### Exercise data ###
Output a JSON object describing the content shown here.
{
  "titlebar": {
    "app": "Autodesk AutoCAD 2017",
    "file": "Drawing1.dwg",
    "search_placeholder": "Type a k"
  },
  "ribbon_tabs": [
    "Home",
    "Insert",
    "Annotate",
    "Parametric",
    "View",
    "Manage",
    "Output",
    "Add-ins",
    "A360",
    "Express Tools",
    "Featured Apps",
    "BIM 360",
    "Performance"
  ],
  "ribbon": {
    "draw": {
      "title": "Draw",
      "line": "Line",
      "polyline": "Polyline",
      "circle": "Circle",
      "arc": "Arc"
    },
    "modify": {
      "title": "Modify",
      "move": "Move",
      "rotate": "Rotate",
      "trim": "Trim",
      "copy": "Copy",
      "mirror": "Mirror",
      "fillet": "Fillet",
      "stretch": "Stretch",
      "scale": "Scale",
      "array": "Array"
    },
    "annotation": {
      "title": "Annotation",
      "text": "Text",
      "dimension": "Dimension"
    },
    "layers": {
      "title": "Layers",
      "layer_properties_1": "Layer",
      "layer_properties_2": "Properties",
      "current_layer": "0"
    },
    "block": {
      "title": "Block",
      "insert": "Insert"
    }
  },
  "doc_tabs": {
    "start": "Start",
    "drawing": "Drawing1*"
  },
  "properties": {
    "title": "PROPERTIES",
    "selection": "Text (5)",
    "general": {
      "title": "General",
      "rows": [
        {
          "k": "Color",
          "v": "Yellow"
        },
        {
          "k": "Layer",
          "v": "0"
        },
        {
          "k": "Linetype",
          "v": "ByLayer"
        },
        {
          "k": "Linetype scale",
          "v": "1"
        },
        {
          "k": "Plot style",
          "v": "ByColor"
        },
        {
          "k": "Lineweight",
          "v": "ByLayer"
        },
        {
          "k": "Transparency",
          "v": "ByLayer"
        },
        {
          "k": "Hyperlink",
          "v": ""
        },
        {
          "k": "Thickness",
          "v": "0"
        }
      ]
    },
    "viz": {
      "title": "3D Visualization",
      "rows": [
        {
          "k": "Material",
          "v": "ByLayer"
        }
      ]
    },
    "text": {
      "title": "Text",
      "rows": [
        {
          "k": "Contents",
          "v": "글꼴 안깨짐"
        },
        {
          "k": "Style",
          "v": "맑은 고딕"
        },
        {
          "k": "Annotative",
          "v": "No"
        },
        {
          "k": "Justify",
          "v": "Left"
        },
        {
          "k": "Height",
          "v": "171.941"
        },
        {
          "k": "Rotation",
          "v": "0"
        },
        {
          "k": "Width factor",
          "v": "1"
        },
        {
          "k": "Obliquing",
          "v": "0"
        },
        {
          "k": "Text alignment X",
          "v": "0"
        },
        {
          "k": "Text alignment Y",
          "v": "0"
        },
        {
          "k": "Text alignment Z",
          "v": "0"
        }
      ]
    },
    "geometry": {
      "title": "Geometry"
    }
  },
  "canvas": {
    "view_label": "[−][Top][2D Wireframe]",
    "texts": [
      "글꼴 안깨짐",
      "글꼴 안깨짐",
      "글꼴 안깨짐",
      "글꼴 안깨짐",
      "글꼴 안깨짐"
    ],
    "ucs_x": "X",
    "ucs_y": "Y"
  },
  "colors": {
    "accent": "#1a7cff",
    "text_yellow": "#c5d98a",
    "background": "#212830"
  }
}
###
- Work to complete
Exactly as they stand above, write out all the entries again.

- Written response
Output a JSON object describing the content shown here.
{
  "titlebar": {
    "app": "Autodesk AutoCAD 2017",
    "file": "Drawing1.dwg",
    "search_placeholder": "Type a k"
  },
  "ribbon_tabs": [
    "Home",
    "Insert",
    "Annotate",
    "Parametric",
    "View",
    "Manage",
    "Output",
    "Add-ins",
    "A360",
    "Express Tools",
    "Featured Apps",
    "BIM 360",
    "Performance"
  ],
  "ribbon": {
    "draw": {
      "title": "Draw",
      "line": "Line",
      "polyline": "Polyline",
      "circle": "Circle",
      "arc": "Arc"
    },
    "modify": {
      "title": "Modify",
      "move": "Move",
      "rotate": "Rotate",
      "trim": "Trim",
      "copy": "Copy",
      "mirror": "Mirror",
      "fillet": "Fillet",
      "stretch": "Stretch",
      "scale": "Scale",
      "array": "Array"
    },
    "annotation": {
      "title": "Annotation",
      "text": "Text",
      "dimension": "Dimension"
    },
    "layers": {
      "title": "Layers",
      "layer_properties_1": "Layer",
      "layer_properties_2": "Properties",
      "current_layer": "0"
    },
    "block": {
      "title": "Block",
      "insert": "Insert"
    }
  },
  "doc_tabs": {
    "start": "Start",
    "drawing": "Drawing1*"
  },
  "properties": {
    "title": "PROPERTIES",
    "selection": "Text (5)",
    "general": {
      "title": "General",
      "rows": [
        {
          "k": "Color",
          "v": "Yellow"
        },
        {
          "k": "Layer",
          "v": "0"
        },
        {
          "k": "Linetype",
          "v": "ByLayer"
        },
        {
          "k": "Linetype scale",
          "v": "1"
        },
        {
          "k": "Plot style",
          "v": "ByColor"
        },
        {
          "k": "Lineweight",
          "v": "ByLayer"
        },
        {
          "k": "Transparency",
          "v": "ByLayer"
        },
        {
          "k": "Hyperlink",
          "v": ""
        },
        {
          "k": "Thickness",
          "v": "0"
        }
      ]
    },
    "viz": {
      "title": "3D Visualization",
      "rows": [
        {
          "k": "Material",
          "v": "ByLayer"
        }
      ]
    },
    "text": {
      "title": "Text",
      "rows": [
        {
          "k": "Contents",
          "v": "글꼴 안깨짐"
        },
        {
          "k": "Style",
          "v": "맑은 고딕"
        },
        {
          "k": "Annotative",
          "v": "No"
        },
        {
          "k": "Justify",
          "v": "Left"
        },
        {
          "k": "Height",
          "v": "171.941"
        },
        {
          "k": "Rotation",
          "v": "0"
        },
        {
          "k": "Width factor",
          "v": "1"
        },
        {
          "k": "Obliquing",
          "v": "0"
        },
        {
          "k": "Text alignment X",
          "v": "0"
        },
        {
          "k": "Text alignment Y",
          "v": "0"
        },
        {
          "k": "Text alignment Z",
          "v": "0"
        }
      ]
    },
    "geometry": {
      "title": "Geometry"
    }
  },
  "canvas": {
    "view_label": "[−][Top][2D Wireframe]",
    "texts": [
      "글꼴 안깨짐",
      "글꼴 안깨짐",
      "글꼴 안깨짐",
      "글꼴 안깨짐",
      "글꼴 안깨짐"
    ],
    "ucs_x": "X",
    "ucs_y": "Y"
  },
  "colors": {
    "accent": "#1a7cff",
    "text_yellow": "#c5d98a",
    "background": "#212830"
  }
}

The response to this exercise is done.